Situated at the junction of the sea lanes in south Sumatra, from the 7th to 12th centuries the Buddhist trading ‘empire’ of Srivijaya (aka Sriwijaya) was able to dominate the surrounding states, including those across the Straits of Malaka. By the time its influence had waned some six centuries later, kingdoms in Java had had already sought permanence through the construction of stone temples, such as the earliest on the Dieng plateau which were built by Shiva worshippers.
The Sailendra Dynasty in central Java, a trading rather than a maritime kingdom, possibly had ties with Srivijaya because of the religious connection, Mahayana Buddhism, as portrayed in their monument Borobodur built during the 8th and 9th centuries. They were supplanted by the Sanyaya dynasty who took Shiva, the Hindu god as their key deity and erected Prambanan Temple and lots of smaller temples in the surrounding countryside.

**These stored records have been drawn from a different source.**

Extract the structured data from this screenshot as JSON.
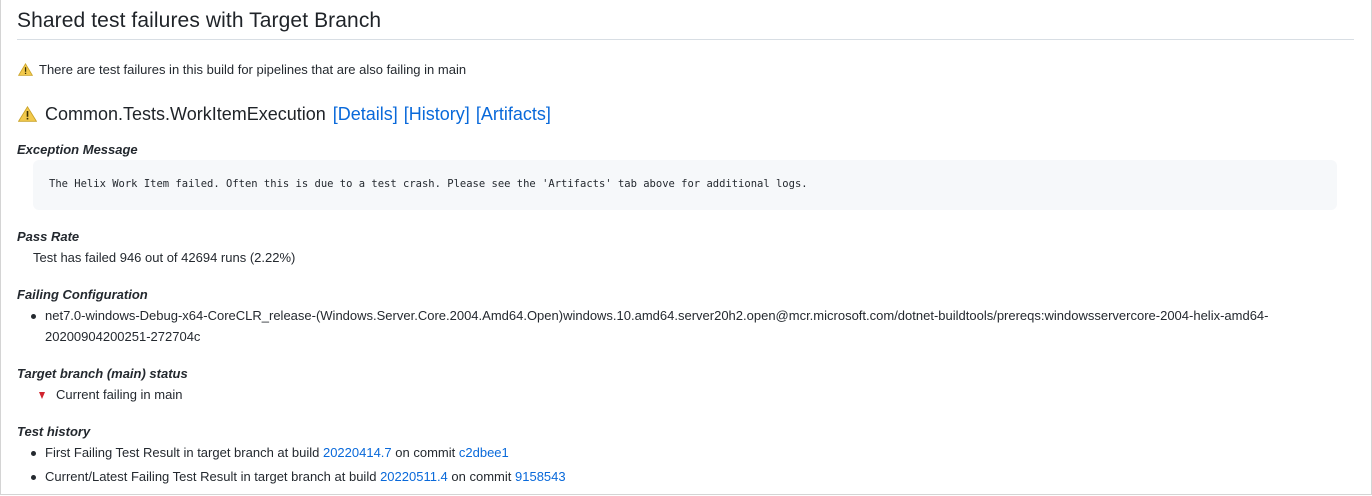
{
  "header": {
    "title": "Shared test failures with Target Branch"
  },
  "notice": {
    "text": "There are test failures in this build for pipelines that are also failing in main"
  },
  "test": {
    "name": "Common.Tests.WorkItemExecution",
    "links": {
      "details": "[Details]",
      "history": "[History]",
      "artifacts": "[Artifacts]"
    }
  },
  "exception": {
    "label": "Exception Message",
    "message": "The Helix Work Item failed. Often this is due to a test crash. Please see the 'Artifacts' tab above for additional logs."
  },
  "pass_rate": {
    "label": "Pass Rate",
    "text": "Test has failed 946 out of 42694 runs (2.22%)"
  },
  "failing_config": {
    "label": "Failing Configuration",
    "line1": "net7.0-windows-Debug-x64-CoreCLR_release-(Windows.Server.Core.2004.Amd64.Open)windows.10.amd64.server20h2.open@mcr.microsoft.com/dotnet-buildtools/prereqs:windowsservercore-2004-helix-amd64-",
    "line2": "20200904200251-272704c"
  },
  "target_status": {
    "label": "Target branch (main) status",
    "text": "Current failing in main",
    "color": "#d1242f"
  },
  "history": {
    "label": "Test history",
    "items": [
      {
        "prefix": "First Failing Test Result in target branch at build",
        "build": "20220414.7",
        "mid": "on commit",
        "commit": "c2dbee1"
      },
      {
        "prefix": "Current/Latest Failing Test Result in target branch at build",
        "build": "20220511.4",
        "mid": "on commit",
        "commit": "9158543"
      }
    ]
  },
  "colors": {
    "link": "#0969da",
    "warning": "#bf8700",
    "text": "#24292f"
  },
  "icons": {
    "warning": "warning-triangle-icon",
    "status": "red-down-triangle-icon",
    "bullet": "bullet-dot"
  }
}
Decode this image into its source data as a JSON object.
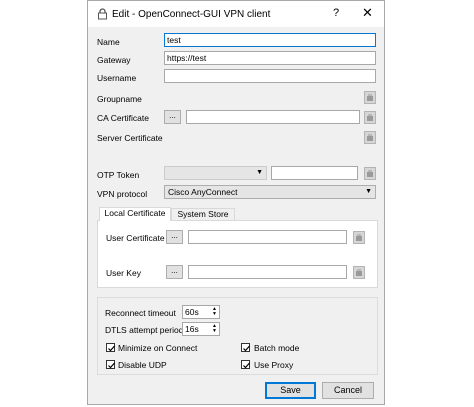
{
  "window": {
    "title": "Edit - OpenConnect-GUI VPN client",
    "help_glyph": "?",
    "close_glyph": "✕"
  },
  "form": {
    "name_label": "Name",
    "name_value": "test",
    "gateway_label": "Gateway",
    "gateway_value": "https://test",
    "username_label": "Username",
    "username_value": "",
    "groupname_label": "Groupname",
    "ca_cert_label": "CA Certificate",
    "ca_cert_value": "",
    "server_cert_label": "Server Certificate",
    "otp_label": "OTP Token",
    "otp_value": "",
    "vpn_protocol_label": "VPN protocol",
    "vpn_protocol_value": "Cisco AnyConnect",
    "browse_label": "..."
  },
  "tabs": [
    {
      "label": "Local Certificate",
      "active": true
    },
    {
      "label": "System Store",
      "active": false
    }
  ],
  "local_cert": {
    "user_cert_label": "User Certificate",
    "user_cert_value": "",
    "user_key_label": "User Key",
    "user_key_value": ""
  },
  "options": {
    "reconnect_label": "Reconnect timeout",
    "reconnect_value": "60s",
    "dtls_label": "DTLS attempt period",
    "dtls_value": "16s",
    "minimize_label": "Minimize on Connect",
    "minimize_checked": true,
    "batch_label": "Batch mode",
    "batch_checked": true,
    "disable_udp_label": "Disable UDP",
    "disable_udp_checked": true,
    "use_proxy_label": "Use Proxy",
    "use_proxy_checked": true
  },
  "buttons": {
    "save_label": "Save",
    "cancel_label": "Cancel"
  },
  "icons": {
    "window_icon": "lock-icon",
    "clear_icon": "clear-icon"
  },
  "colors": {
    "focus_border": "#0078d7",
    "window_bg": "#f0f0f0"
  }
}
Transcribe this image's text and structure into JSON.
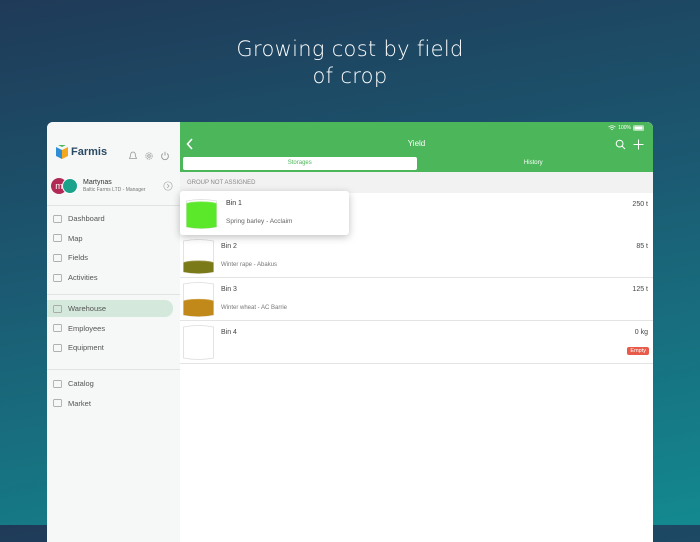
{
  "headline": {
    "line1": "Growing cost by field",
    "line2": "of crop"
  },
  "colors": {
    "accent": "#4cb65a",
    "barley": "#5be82b",
    "rape": "#7b7a18",
    "wheat": "#c1891a",
    "empty_badge": "#e85b4a"
  },
  "sidebar": {
    "logo": "Farmis",
    "top_icons": [
      "bell-icon",
      "gear-icon",
      "power-icon"
    ],
    "user": {
      "initial": "m",
      "name": "Martynas",
      "org": "Baltic Farms LTD - Manager"
    },
    "groups": [
      [
        {
          "label": "Dashboard",
          "icon": "dashboard-icon"
        },
        {
          "label": "Map",
          "icon": "map-icon"
        },
        {
          "label": "Fields",
          "icon": "fields-icon"
        },
        {
          "label": "Activities",
          "icon": "activities-icon"
        }
      ],
      [
        {
          "label": "Warehouse",
          "icon": "warehouse-icon",
          "active": true
        },
        {
          "label": "Employees",
          "icon": "employees-icon"
        },
        {
          "label": "Equipment",
          "icon": "equipment-icon"
        }
      ],
      [
        {
          "label": "Catalog",
          "icon": "catalog-icon"
        },
        {
          "label": "Market",
          "icon": "market-icon"
        }
      ]
    ]
  },
  "header": {
    "status": "100%",
    "title": "Yield",
    "tabs": [
      {
        "label": "Storages",
        "active": true
      },
      {
        "label": "History",
        "active": false
      }
    ]
  },
  "group_label": "GROUP NOT ASSIGNED",
  "bins": [
    {
      "name": "Bin 1",
      "crop": "Spring barley - Acclaim",
      "qty": "250 t",
      "fill": 0.9,
      "color": "#5be82b",
      "badge": ""
    },
    {
      "name": "Bin 2",
      "crop": "Winter rape - Abakus",
      "qty": "85 t",
      "fill": 0.3,
      "color": "#7b7a18",
      "badge": ""
    },
    {
      "name": "Bin 3",
      "crop": "Winter wheat - AC Barrie",
      "qty": "125 t",
      "fill": 0.45,
      "color": "#c1891a",
      "badge": ""
    },
    {
      "name": "Bin 4",
      "crop": "",
      "qty": "0 kg",
      "fill": 0,
      "color": "#ffffff",
      "badge": "Empty"
    }
  ]
}
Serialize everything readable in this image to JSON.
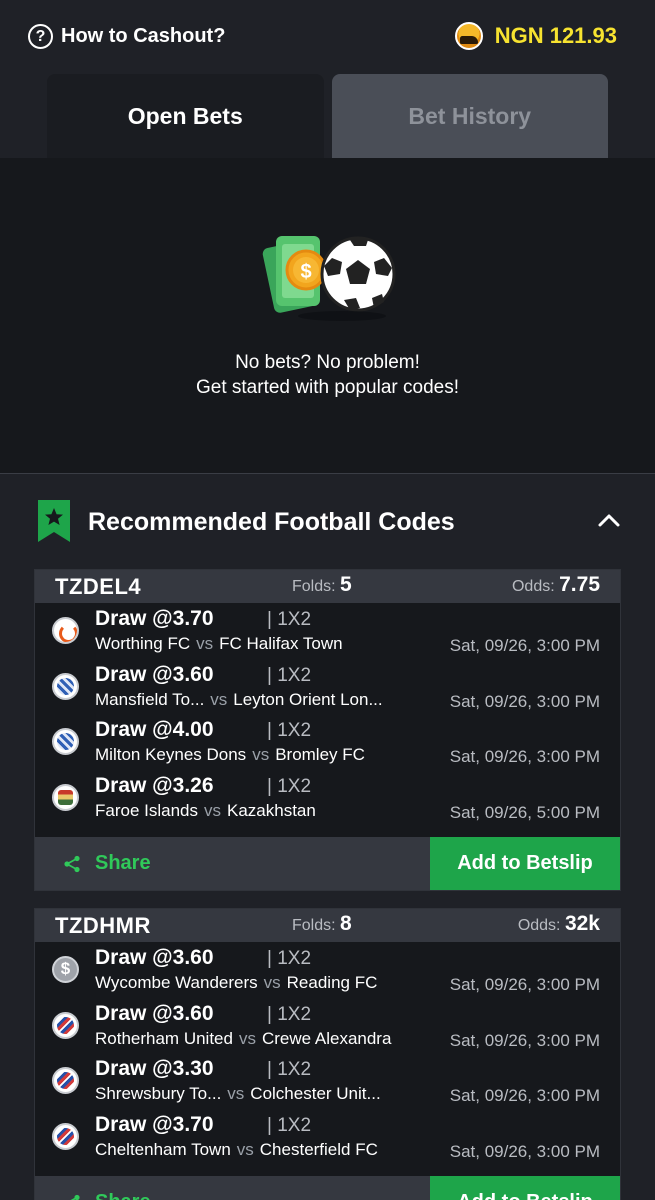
{
  "topbar": {
    "howto_label": "How to Cashout?",
    "balance": "NGN 121.93"
  },
  "tabs": [
    {
      "label": "Open Bets",
      "active": true
    },
    {
      "label": "Bet History",
      "active": false
    }
  ],
  "empty_state": {
    "line1": "No bets? No problem!",
    "line2": "Get started with popular codes!"
  },
  "recommended": {
    "title": "Recommended Football Codes"
  },
  "cards": [
    {
      "code": "TZDEL4",
      "folds_label": "Folds:",
      "folds": "5",
      "odds_label": "Odds:",
      "odds": "7.75",
      "share_label": "Share",
      "add_label": "Add to Betslip",
      "bets": [
        {
          "pick": "Draw @3.70",
          "market": "| 1X2",
          "home": "Worthing FC",
          "vs": "vs",
          "away": "FC Halifax Town",
          "time": "Sat, 09/26, 3:00 PM",
          "logo": "orange"
        },
        {
          "pick": "Draw @3.60",
          "market": "| 1X2",
          "home": "Mansfield To...",
          "vs": "vs",
          "away": "Leyton Orient Lon...",
          "time": "Sat, 09/26, 3:00 PM",
          "logo": "blue"
        },
        {
          "pick": "Draw @4.00",
          "market": "| 1X2",
          "home": "Milton Keynes Dons",
          "vs": "vs",
          "away": "Bromley FC",
          "time": "Sat, 09/26, 3:00 PM",
          "logo": "blue"
        },
        {
          "pick": "Draw @3.26",
          "market": "| 1X2",
          "home": "Faroe Islands",
          "vs": "vs",
          "away": "Kazakhstan",
          "time": "Sat, 09/26, 5:00 PM",
          "logo": "flag"
        }
      ]
    },
    {
      "code": "TZDHMR",
      "folds_label": "Folds:",
      "folds": "8",
      "odds_label": "Odds:",
      "odds": "32k",
      "share_label": "Share",
      "add_label": "Add to Betslip",
      "bets": [
        {
          "pick": "Draw @3.60",
          "market": "| 1X2",
          "home": "Wycombe Wanderers",
          "vs": "vs",
          "away": "Reading FC",
          "time": "Sat, 09/26, 3:00 PM",
          "logo": "gray"
        },
        {
          "pick": "Draw @3.60",
          "market": "| 1X2",
          "home": "Rotherham United",
          "vs": "vs",
          "away": "Crewe Alexandra",
          "time": "Sat, 09/26, 3:00 PM",
          "logo": "red"
        },
        {
          "pick": "Draw @3.30",
          "market": "| 1X2",
          "home": "Shrewsbury To...",
          "vs": "vs",
          "away": "Colchester Unit...",
          "time": "Sat, 09/26, 3:00 PM",
          "logo": "red"
        },
        {
          "pick": "Draw @3.70",
          "market": "| 1X2",
          "home": "Cheltenham Town",
          "vs": "vs",
          "away": "Chesterfield FC",
          "time": "Sat, 09/26, 3:00 PM",
          "logo": "red"
        }
      ]
    }
  ],
  "colors": {
    "accent_green": "#1ea54a",
    "balance_yellow": "#f7e330",
    "background": "#1f2127"
  },
  "icons": [
    "question-circle-icon",
    "coin-icon",
    "cash-ball-illustration",
    "star-bookmark-icon",
    "chevron-up-icon",
    "share-icon"
  ]
}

In East Java, at the end of the 13th century, the Mongols, who were then ruling China, sent a number of fleets to extract tribute from the traders. In 1293, the final one was repelled by Raden Wijaya, who had invited them in the first place He then “went back to his little village … and turned it into an empire called Majapahit. … Later Javanese kings, nineteenth century European orientalists and strident Indonesian nationalists have all retooled its reputation to fit their own prejudices and purposes.”
The introduction of Islam is less well documented. By the early thirteenth century there would almost certainly have been Muslim communities living in ports around the Straits of Malaka. Hannigan suggests that the creeping conversion could well have been a matter of “kingly pragmatism”, the need to work with the increasing number Muslim traders passing though or settled with local wives, the first converts.
It is in relatively recent times, the past 400 hundred plus years, that European powers, the Dutch, English, Portuguese, Spanish and French – named the “Spice Invaders” by Hannigan – came in search of the source and tried with varying success to monopolise the trade. However, events ‘back home’ were to lead to what is now an independent Indonesia
The storming of the Bastille in 1789 and the start of the French Revolution lead in political and economic terms to what has been termed ‘Age of Enlightenment’.
Out of this came the idea of European intellectual and moral superiority and the spurious moral imperative – the idea that “we know what’s best for them” and the contemptuous notions of the ‘ignorant native’ and the ‘Asiatic despot’.
One may surmise that the ‘inferiority complex’ engendered remains in the national psyche, and is the fundamental reason for the current rise in nationalism.
Sukarno once said: “Never forget your history.”
To which I would add “especially that not written by the winners.” At the book launch in Jakarta I suggested that this ‘Brief History’ should be translated into Indonesian as an all-purpose supplement to the bleak and shallow versions of national history ‘approved’ by successive governments.
Note: Tim Hannigan’s Raffles book has recently been translated into Indonesian and is available in Gramedia.
First published in the Indonesian Expat magazine, Issue 153.